Just as BlaBlaCar is helping long-distance car drivers make more of their trips by taking other people along for the ride, Wadeeny is launching today in the UK and Ireland with the aim of doing the same for short trips within cities.
However, the Berlin-based startup has its eyes on a far greater opportunity – harnessing the coming rise of autonomous vehicles.
Have you visited TNW's hype-free blockchain and cryptocurrency news site yet?
It's called Hard Fork.
Wadeeny originally launched in Egypt in 2011, but the upheaval around the ‘Arab Spring’ led co-founders Hesham Ghandour and Aly El Guezery to shut down and relocate to Germany in search of a more stable locale in which to grow a tech startup.
It’s a simple model – you use the Wadeeny app on the Web to find people who want to share your commute route; there’s a flat fee of £3 (the equivalent of $4.60) per ride.

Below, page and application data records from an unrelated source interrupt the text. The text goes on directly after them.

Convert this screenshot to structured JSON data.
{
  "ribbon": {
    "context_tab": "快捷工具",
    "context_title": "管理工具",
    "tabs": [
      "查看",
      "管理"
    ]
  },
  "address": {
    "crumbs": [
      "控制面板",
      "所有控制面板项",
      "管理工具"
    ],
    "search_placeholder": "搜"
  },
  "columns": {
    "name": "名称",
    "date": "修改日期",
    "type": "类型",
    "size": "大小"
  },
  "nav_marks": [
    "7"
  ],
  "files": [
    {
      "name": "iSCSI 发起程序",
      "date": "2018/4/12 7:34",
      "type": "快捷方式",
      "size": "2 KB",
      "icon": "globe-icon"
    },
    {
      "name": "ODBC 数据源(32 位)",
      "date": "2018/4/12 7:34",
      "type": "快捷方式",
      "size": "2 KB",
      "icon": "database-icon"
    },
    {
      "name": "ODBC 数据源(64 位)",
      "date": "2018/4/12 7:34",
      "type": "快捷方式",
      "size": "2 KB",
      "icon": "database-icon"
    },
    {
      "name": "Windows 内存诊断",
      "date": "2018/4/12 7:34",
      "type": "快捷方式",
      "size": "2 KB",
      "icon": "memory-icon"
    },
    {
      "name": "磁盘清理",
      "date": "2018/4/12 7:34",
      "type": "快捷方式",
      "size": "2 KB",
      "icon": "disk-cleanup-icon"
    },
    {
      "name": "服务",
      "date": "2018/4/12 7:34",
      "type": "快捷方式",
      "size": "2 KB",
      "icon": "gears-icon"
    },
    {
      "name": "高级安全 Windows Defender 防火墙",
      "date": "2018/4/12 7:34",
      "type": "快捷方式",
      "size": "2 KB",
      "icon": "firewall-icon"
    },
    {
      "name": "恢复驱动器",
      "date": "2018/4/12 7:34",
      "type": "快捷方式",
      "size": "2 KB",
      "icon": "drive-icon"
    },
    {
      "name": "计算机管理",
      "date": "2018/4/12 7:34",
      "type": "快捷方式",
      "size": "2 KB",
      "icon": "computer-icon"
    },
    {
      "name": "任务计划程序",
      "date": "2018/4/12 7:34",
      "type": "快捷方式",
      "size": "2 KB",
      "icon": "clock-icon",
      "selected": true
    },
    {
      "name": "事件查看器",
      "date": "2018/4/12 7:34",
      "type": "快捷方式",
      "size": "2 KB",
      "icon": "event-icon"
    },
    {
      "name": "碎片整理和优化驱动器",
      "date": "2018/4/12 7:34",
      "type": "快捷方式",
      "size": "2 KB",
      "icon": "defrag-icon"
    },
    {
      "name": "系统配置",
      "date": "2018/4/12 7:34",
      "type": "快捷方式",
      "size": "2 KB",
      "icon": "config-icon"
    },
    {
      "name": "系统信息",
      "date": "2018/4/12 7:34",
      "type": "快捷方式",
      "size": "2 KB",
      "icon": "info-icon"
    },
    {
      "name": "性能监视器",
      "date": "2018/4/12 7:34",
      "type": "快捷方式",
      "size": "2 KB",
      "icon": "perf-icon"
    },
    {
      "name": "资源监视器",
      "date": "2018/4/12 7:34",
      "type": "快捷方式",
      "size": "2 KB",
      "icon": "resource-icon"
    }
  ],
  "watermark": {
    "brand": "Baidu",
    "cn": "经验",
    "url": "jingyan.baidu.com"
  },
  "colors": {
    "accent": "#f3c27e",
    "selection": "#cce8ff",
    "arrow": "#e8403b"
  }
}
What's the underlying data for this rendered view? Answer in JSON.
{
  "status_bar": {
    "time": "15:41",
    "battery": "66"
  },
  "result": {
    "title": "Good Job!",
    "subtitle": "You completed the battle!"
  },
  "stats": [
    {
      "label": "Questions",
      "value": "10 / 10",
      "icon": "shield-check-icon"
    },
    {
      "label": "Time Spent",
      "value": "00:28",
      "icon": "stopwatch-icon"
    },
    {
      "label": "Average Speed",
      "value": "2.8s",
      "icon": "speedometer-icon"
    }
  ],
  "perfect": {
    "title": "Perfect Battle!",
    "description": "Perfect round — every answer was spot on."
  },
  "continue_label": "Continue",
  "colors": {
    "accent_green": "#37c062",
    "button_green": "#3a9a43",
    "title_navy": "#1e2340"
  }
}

There’s a clever Slack integration that allows whole working teams to search for suitable rideshares right from the collaboration software. And that’s it. The company plans to add support for more countries soon.
The self-driving future
It’s Wadeeny’s plans for the future that are most interesting, though. The service in its current form is a testing ground for where it wants to be, which is a booking platform for fleets of autonomous vehicles. So, you could book a car that would pick you up at a set time and then take you to work, picking up and dropping off others along the way, all with no driver involved.
Isn’t this all a bit premature? While there’s lots of hype around self-driving cars, they’re nowhere near ready to take to the roads en masse. Ghandour, however, thinks he’s launching at just the right time.
“By 2017, we will see autonomous buses and likely, commercial fleets hit the roads of some European cities. The Netherlands are already in the advanced testing phase of rolling out their first autonomous buses,” he says.
“We will be ready to manage logistics for these vehicles and willing passengers. Wadeeny’s current ride-sharing platform cleverly serves as a proof of concept for a number of logistical challenges we are developing solutions for, that speak to a future of autonomous vehicles.”
Of course, Wadeeny isn’t the only one with this idea. Uber is working towards a self-driving future, and its UberCOMMUTE product in China is a similar offering. Wadeeny might be taking on a wealthy giant here, but there won’t just be one winner in the future of autonomous driving.